Because of its shade-intolerance, highbush blueberry is restricted to open swamps and bogs, lakeshores and streamsides, open woods, and high-elevation balds. Such habitats represent intermediate stages of succession. Highbush blueberry can be eliminated from sites as overstory cover and shading increase. In shrub bogs in northern Illinois, highbush blueberry was largely replaced by the shading and competitive effects of glossy-leaved buckthorn (Rhamnus framgula) .
Fire can be an important factor in creating shade-free environments for highbush blueberry. A shrub-carr in New York codominated by mountain holly and highbush blueberry was created by a severe swamp fire in 1892 which consumed over 3 feet (1 m) of peat. Although this shrub community represents an intermediate stage of succession between wet meadow and forested wetland, it is relatively stable. Size and age structure of the two dominant shrubs in 1986 showed an inverse j-shaped distribution indicative of self-maintaining populations; the dense shrub community is only slowly progressing to black spruce (Picea mariana) and tamarack (Larix laricina) .
Cultivars, improved and selected materials (and area of origin):
These plant materials are readily available from commercial sources. Contact your local Natural Resources Conservation Service (formerly Soil Conservation Service) office for more information. Look in the phone book under ”United States Government.” The Natural Resources Conservation Service will be listed under the subheading “Department of Agriculture.”
Isotype for Vaccinium constablaei A. Gray Catalog Number: US 1365352 Collection: Smithsonian Institution, National Museum of Natural History, Department of Botany Verification Degree: Original publication and alleged type specimen examined Preparation: Pressed specimen Collector(s): A. Gray & J. Carey Year Collected: 1841 Locality: Roan Mountain., North Carolina, United States, North America
Isotype: Gray, A. 1842. Amer. J. Sci. Arts ser. 2. 42: 42.
Highbush blueberry primarily reproduces from seed. Bees are the primary pollinator. It typically produces abundant fruit annually. In Florida, 5-foot-tall (1.5 m) shrubs annually produc an average of 231,000 ovules, of which about 11 percent (25,410) develop into seeds . Mature, commercially grown 8- to 10-year-old plants often yield 8 to 10 pints of fruit per year .
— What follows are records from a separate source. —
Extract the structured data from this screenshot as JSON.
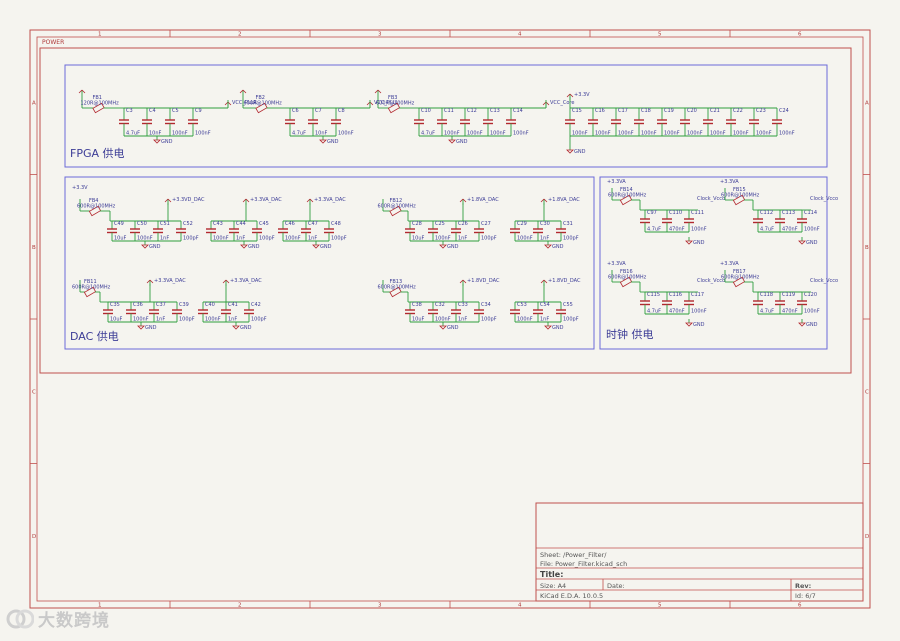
{
  "sheet_label": "POWER",
  "border": {
    "cols": [
      "1",
      "2",
      "3",
      "4",
      "5",
      "6"
    ],
    "rows": [
      "A",
      "B",
      "C",
      "D"
    ]
  },
  "groups": {
    "fpga": "FPGA 供电",
    "dac": "DAC 供电",
    "clock": "时钟 供电"
  },
  "fpga": {
    "blocks": [
      {
        "fb": "FB1",
        "fbval": "120R@100MHz",
        "net": "VCC_PLLR",
        "caps": [
          "C3",
          "C4",
          "C5",
          "C9"
        ],
        "vals": [
          "4.7uF",
          "10nF",
          "100nF",
          "100nF"
        ]
      },
      {
        "fb": "FB2",
        "fbval": "600R@100MHz",
        "net": "VCC_PLLL",
        "caps": [
          "C6",
          "C7",
          "C8"
        ],
        "vals": [
          "4.7uF",
          "10nF",
          "100nF"
        ]
      },
      {
        "fb": "FB3",
        "fbval": "600R@100MHz",
        "net": "VCC_Core",
        "caps": [
          "C10",
          "C11",
          "C12",
          "C13",
          "C14"
        ],
        "vals": [
          "4.7uF",
          "100nF",
          "100nF",
          "100nF",
          "100nF"
        ]
      }
    ],
    "rail": {
      "net": "+3.3V",
      "caps": [
        "C15",
        "C16",
        "C17",
        "C18",
        "C19",
        "C20",
        "C21",
        "C22",
        "C23",
        "C24"
      ],
      "vals": [
        "100nF",
        "100nF",
        "100nF",
        "100nF",
        "100nF",
        "100nF",
        "100nF",
        "100nF",
        "100nF",
        "100nF"
      ]
    },
    "gnd": "GND"
  },
  "dac": {
    "top_left_in": "+3.3V",
    "rows": [
      {
        "fb": "FB4",
        "fbval": "600R@100MHz",
        "groups": [
          {
            "net": "+3.3VD_DAC",
            "caps": [
              "C49",
              "C50",
              "C51",
              "C52"
            ],
            "vals": [
              "10uF",
              "100nF",
              "1nF",
              "100pF"
            ]
          },
          {
            "net": "+3.3VA_DAC",
            "caps": [
              "C43",
              "C44",
              "C45"
            ],
            "vals": [
              "100nF",
              "1nF",
              "100pF"
            ]
          },
          {
            "net": "+3.3VA_DAC",
            "caps": [
              "C46",
              "C47",
              "C48"
            ],
            "vals": [
              "100nF",
              "1nF",
              "100pF"
            ]
          }
        ]
      },
      {
        "fb": "FB11",
        "fbval": "600R@100MHz",
        "groups": [
          {
            "net": "+3.3VA_DAC",
            "caps": [
              "C35",
              "C36",
              "C37",
              "C39"
            ],
            "vals": [
              "10uF",
              "100nF",
              "1nF",
              "100pF"
            ]
          },
          {
            "net": "+3.3VA_DAC",
            "caps": [
              "C40",
              "C41",
              "C42"
            ],
            "vals": [
              "100nF",
              "1nF",
              "100pF"
            ]
          }
        ]
      },
      {
        "fb": "FB12",
        "fbval": "600R@100MHz",
        "groups": [
          {
            "net": "+1.8VA_DAC",
            "caps": [
              "C28",
              "C25",
              "C26",
              "C27"
            ],
            "vals": [
              "10uF",
              "100nF",
              "1nF",
              "100pF"
            ]
          },
          {
            "net": "+1.8VA_DAC",
            "caps": [
              "C29",
              "C30",
              "C31"
            ],
            "vals": [
              "100nF",
              "1nF",
              "100pF"
            ]
          }
        ]
      },
      {
        "fb": "FB13",
        "fbval": "600R@100MHz",
        "groups": [
          {
            "net": "+1.8VD_DAC",
            "caps": [
              "C38",
              "C32",
              "C33",
              "C34"
            ],
            "vals": [
              "10uF",
              "100nF",
              "1nF",
              "100pF"
            ]
          },
          {
            "net": "+1.8VD_DAC",
            "caps": [
              "C53",
              "C54",
              "C55"
            ],
            "vals": [
              "100nF",
              "1nF",
              "100pF"
            ]
          }
        ]
      }
    ]
  },
  "clock": {
    "blocks": [
      {
        "in": "+3.3VA",
        "fb": "FB14",
        "fbval": "600R@100MHz",
        "net": "Clock_Vcco",
        "caps": [
          "C97",
          "C110",
          "C111"
        ],
        "vals": [
          "4.7uF",
          "470nF",
          "100nF"
        ]
      },
      {
        "in": "+3.3VA",
        "fb": "FB15",
        "fbval": "600R@100MHz",
        "net": "Clock_Vcco",
        "caps": [
          "C112",
          "C113",
          "C114"
        ],
        "vals": [
          "4.7uF",
          "470nF",
          "100nF"
        ]
      },
      {
        "in": "+3.3VA",
        "fb": "FB16",
        "fbval": "600R@100MHz",
        "net": "Clock_Vcco",
        "caps": [
          "C115",
          "C116",
          "C117"
        ],
        "vals": [
          "4.7uF",
          "470nF",
          "100nF"
        ]
      },
      {
        "in": "+3.3VA",
        "fb": "FB17",
        "fbval": "600R@100MHz",
        "net": "Clock_Vcco",
        "caps": [
          "C118",
          "C119",
          "C120"
        ],
        "vals": [
          "4.7uF",
          "470nF",
          "100nF"
        ]
      }
    ]
  },
  "title_block": {
    "sheet": "Sheet: /Power_Filter/",
    "file": "File: Power_Filter.kicad_sch",
    "title": "Title:",
    "size": "Size: A4",
    "date": "Date:",
    "rev": "Rev:",
    "tool": "KiCad E.D.A. 10.0.5",
    "id": "Id: 6/7"
  },
  "watermark": "大数跨境",
  "colors": {
    "border": "#c0504d",
    "block": "#6a6ad8",
    "wire": "#2e9e3e",
    "cap": "#b2282f",
    "label": "#1f5e8c",
    "text": "#3c3c96"
  }
}
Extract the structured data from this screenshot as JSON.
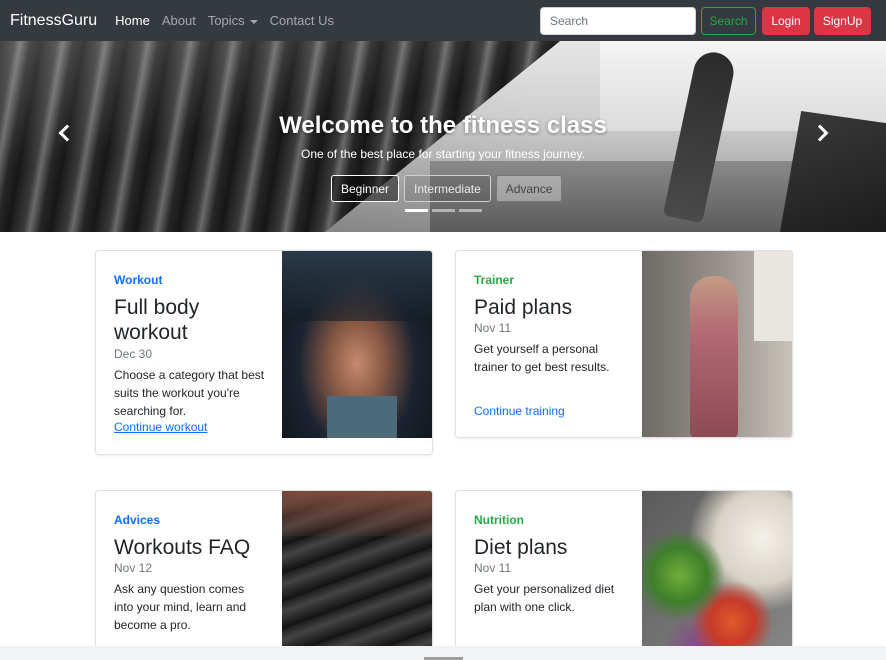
{
  "nav": {
    "brand": "FitnessGuru",
    "links": [
      "Home",
      "About",
      "Topics",
      "Contact Us"
    ],
    "search_placeholder": "Search",
    "search_button": "Search",
    "login_button": "Login",
    "signup_button": "SignUp"
  },
  "hero": {
    "title": "Welcome to the fitness class",
    "subtitle": "One of the best place for starting your fitness journey.",
    "buttons": [
      "Beginner",
      "Intermediate",
      "Advance"
    ],
    "active_slide": 1,
    "slide_count": 3
  },
  "cards": [
    {
      "category": "Workout",
      "category_color": "#0d6efd",
      "title": "Full body workout",
      "date": "Dec 30",
      "text": "Choose a category that best suits the workout you're searching for.",
      "link": "Continue workout",
      "image_icon": "abs-workout-photo"
    },
    {
      "category": "Trainer",
      "category_color": "#28a745",
      "title": "Paid plans",
      "date": "Nov 11",
      "text": "Get yourself a personal trainer to get best results.",
      "link": "Continue training",
      "image_icon": "trainer-photo"
    },
    {
      "category": "Advices",
      "category_color": "#0d6efd",
      "title": "Workouts FAQ",
      "date": "Nov 12",
      "text": "Ask any question comes into your mind, learn and become a pro.",
      "link": "",
      "image_icon": "dumbbells-photo"
    },
    {
      "category": "Nutrition",
      "category_color": "#28a745",
      "title": "Diet plans",
      "date": "Nov 11",
      "text": "Get your personalized diet plan with one click.",
      "link": "",
      "image_icon": "salad-photo"
    }
  ],
  "colors": {
    "navbar": "#343a40",
    "primary": "#0d6efd",
    "success": "#28a745",
    "danger": "#dc3545"
  }
}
Highbush blueberry seeds are dispersed in the droppings of frugivorous birds and mammals. Long-distance dispersal is rare because most animals which consume highbush blueberries are territorial. Even when fruit ripening coincides with migration of songbirds, dispersal distances are short because berry pulp rarely stays in the gut of cropless birds for more than 20 minutes . In the southern portion of its range, highbush blueberry fruits are dispersed sporadically from late March through June. These seeds have thick seed coats and require cold stratification before germination can occur . Germination typically occurs in the winter following spring dispersal. In contrast, plants of northern latitudes have thinner seed coats and germinate in the autumn shortly after dispersal [27,29].
In Florida, highbush blueberry averaged 16 seeds per berry, of which 57 percent germinated when placed in an illuminated misting chamber . Germination percent is reduced at least 15 percent after passing through the digestive system of a bird or mammal .
Vegetative regeneration: Highbush blueberry rarely produces rhizomes except in a few isolated populations in the Florida panhandle, on isolated mountain peaks in North Carolina and Tennessee, and in eastern Quebec where it introgresses with low sweet blueberry . Layering has been observed only in populations in Ontario and Quebec . When "disturbed or burnt" the plant occasionally produces new plants from root sprouts 3 to 6 feet (1-2 m) away from the parent .